**Record extracts**

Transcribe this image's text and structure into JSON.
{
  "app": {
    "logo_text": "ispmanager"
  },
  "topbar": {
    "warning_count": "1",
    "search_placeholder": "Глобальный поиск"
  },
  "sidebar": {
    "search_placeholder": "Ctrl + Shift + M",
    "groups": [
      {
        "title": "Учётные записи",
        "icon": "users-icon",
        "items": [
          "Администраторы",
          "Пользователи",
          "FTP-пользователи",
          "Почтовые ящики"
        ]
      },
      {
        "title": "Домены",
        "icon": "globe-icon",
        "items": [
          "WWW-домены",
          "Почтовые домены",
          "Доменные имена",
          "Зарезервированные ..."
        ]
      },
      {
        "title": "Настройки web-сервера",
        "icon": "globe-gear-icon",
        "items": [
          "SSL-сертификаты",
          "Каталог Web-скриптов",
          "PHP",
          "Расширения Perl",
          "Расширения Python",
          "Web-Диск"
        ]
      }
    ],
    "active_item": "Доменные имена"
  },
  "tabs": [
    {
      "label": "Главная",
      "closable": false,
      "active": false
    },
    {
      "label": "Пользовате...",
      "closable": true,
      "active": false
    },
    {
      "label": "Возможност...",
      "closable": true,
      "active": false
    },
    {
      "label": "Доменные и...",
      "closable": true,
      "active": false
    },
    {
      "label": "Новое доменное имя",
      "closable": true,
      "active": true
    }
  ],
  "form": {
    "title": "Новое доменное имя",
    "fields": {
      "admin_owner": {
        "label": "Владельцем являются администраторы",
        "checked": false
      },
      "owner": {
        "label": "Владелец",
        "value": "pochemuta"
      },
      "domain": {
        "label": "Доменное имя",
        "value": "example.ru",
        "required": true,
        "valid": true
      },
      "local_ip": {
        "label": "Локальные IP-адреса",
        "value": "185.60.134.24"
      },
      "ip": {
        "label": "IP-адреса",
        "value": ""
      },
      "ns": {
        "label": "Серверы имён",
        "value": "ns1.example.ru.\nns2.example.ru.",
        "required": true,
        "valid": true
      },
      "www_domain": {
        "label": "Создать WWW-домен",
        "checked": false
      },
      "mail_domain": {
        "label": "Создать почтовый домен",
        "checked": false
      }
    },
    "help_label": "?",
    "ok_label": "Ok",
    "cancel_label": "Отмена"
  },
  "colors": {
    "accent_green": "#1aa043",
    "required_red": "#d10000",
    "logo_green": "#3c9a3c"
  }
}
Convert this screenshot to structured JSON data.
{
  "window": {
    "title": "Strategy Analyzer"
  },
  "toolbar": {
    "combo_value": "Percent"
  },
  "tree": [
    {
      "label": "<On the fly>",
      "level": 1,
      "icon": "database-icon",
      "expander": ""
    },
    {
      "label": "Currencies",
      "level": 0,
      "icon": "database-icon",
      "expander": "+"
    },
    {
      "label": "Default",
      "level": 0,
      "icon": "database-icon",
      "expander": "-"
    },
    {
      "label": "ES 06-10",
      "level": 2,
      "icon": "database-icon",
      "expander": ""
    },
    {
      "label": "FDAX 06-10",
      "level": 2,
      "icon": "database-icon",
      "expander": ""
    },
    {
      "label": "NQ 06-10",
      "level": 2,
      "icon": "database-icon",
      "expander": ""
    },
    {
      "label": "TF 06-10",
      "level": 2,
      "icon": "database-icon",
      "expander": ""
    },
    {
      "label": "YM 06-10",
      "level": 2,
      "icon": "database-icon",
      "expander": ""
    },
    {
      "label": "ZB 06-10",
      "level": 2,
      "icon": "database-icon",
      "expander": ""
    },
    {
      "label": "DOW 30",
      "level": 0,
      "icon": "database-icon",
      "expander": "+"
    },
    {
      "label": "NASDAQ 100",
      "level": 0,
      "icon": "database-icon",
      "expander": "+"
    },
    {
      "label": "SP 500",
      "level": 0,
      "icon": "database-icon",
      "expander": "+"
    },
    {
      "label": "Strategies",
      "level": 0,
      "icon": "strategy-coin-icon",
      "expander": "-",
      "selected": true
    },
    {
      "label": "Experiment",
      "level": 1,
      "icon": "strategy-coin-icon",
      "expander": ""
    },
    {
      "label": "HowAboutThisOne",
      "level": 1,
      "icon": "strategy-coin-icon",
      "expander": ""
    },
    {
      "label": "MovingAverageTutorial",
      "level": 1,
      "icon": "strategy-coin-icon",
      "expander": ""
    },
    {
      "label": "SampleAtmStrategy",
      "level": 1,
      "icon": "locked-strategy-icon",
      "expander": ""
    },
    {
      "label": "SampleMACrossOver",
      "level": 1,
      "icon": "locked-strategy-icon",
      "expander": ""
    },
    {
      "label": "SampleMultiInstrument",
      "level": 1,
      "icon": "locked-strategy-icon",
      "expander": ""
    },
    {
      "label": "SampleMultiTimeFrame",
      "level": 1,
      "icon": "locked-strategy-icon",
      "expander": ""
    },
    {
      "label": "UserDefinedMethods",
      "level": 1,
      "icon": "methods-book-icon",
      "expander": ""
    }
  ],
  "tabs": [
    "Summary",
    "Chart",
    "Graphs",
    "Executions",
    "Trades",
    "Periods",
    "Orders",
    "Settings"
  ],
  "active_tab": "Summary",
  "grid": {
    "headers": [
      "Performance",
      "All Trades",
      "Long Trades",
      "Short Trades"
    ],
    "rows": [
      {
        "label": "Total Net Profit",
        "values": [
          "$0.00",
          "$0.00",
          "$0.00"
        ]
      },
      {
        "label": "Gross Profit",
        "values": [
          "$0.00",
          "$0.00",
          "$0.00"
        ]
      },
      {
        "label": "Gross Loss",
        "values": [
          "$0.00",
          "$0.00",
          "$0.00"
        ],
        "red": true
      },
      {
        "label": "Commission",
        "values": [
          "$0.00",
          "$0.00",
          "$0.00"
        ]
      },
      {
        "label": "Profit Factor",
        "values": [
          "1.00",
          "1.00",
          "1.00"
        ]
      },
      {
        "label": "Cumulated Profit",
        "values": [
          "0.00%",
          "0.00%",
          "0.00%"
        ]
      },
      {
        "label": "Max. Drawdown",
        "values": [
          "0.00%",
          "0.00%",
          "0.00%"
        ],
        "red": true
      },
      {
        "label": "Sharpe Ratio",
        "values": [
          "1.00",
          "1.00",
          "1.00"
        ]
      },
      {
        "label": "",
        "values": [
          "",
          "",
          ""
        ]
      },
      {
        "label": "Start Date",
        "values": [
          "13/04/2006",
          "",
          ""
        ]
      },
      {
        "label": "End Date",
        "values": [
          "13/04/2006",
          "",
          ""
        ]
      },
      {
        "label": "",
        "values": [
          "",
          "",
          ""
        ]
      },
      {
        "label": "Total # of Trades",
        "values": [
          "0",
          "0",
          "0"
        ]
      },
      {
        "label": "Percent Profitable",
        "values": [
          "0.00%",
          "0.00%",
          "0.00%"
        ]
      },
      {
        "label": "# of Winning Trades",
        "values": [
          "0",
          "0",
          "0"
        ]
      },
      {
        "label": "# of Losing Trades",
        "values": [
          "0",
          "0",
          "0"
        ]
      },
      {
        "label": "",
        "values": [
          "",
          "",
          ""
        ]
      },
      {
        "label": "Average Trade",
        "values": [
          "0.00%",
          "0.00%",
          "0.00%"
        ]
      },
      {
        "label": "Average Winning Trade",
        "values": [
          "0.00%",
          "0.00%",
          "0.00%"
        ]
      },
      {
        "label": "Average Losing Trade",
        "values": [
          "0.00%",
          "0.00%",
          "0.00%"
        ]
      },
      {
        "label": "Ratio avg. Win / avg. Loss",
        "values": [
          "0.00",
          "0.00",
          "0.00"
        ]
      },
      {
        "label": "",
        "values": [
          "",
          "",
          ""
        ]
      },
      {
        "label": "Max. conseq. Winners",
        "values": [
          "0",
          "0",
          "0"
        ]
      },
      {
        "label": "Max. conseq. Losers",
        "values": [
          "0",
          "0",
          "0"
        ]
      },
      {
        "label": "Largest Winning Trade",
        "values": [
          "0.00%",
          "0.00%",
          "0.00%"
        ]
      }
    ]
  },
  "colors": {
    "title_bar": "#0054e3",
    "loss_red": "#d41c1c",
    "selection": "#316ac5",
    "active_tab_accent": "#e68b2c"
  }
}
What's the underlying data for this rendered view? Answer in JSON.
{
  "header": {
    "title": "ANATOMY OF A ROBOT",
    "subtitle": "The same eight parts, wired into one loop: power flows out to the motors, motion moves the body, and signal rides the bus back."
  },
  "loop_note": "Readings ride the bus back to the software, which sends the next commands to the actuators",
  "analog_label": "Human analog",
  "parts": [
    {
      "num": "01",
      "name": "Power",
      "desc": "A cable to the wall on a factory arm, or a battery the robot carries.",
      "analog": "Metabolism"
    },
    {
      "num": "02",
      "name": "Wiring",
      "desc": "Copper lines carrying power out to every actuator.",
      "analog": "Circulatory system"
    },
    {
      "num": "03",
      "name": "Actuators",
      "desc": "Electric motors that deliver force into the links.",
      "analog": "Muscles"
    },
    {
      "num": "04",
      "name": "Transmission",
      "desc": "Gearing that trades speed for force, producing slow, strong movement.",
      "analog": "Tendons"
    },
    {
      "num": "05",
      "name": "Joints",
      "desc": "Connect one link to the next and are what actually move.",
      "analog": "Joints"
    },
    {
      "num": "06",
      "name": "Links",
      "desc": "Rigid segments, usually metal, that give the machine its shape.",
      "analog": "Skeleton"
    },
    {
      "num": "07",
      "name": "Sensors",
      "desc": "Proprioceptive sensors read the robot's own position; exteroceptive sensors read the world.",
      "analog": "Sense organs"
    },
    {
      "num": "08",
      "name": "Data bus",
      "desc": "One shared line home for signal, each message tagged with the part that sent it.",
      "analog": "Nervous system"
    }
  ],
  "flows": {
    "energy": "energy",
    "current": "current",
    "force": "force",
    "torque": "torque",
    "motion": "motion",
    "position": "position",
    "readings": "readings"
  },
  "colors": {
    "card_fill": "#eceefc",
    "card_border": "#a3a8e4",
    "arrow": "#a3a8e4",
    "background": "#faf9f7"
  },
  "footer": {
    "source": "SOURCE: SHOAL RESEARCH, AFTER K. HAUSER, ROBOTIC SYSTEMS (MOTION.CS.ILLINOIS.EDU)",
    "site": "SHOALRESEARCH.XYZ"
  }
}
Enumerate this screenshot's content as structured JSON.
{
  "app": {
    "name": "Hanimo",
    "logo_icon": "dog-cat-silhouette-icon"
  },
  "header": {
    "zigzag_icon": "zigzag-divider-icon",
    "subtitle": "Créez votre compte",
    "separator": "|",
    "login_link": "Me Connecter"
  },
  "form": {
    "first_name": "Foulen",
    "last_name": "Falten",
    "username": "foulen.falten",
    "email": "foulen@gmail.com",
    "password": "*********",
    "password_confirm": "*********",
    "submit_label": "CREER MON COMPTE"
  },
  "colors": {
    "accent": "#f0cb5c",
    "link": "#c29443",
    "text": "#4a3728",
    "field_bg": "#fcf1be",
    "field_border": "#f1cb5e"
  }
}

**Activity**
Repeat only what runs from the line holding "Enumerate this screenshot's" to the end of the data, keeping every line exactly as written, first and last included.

**Answer space**
Enumerate this screenshot's content as structured JSON.
{
  "app": {
    "name": "Hanimo",
    "logo_icon": "dog-cat-silhouette-icon"
  },
  "header": {
    "zigzag_icon": "zigzag-divider-icon",
    "subtitle": "Créez votre compte",
    "separator": "|",
    "login_link": "Me Connecter"
  },
  "form": {
    "first_name": "Foulen",
    "last_name": "Falten",
    "username": "foulen.falten",
    "email": "foulen@gmail.com",
    "password": "*********",
    "password_confirm": "*********",
    "submit_label": "CREER MON COMPTE"
  },
  "colors": {
    "accent": "#f0cb5c",
    "link": "#c29443",
    "text": "#4a3728",
    "field_bg": "#fcf1be",
    "field_border": "#f1cb5e"
  }
}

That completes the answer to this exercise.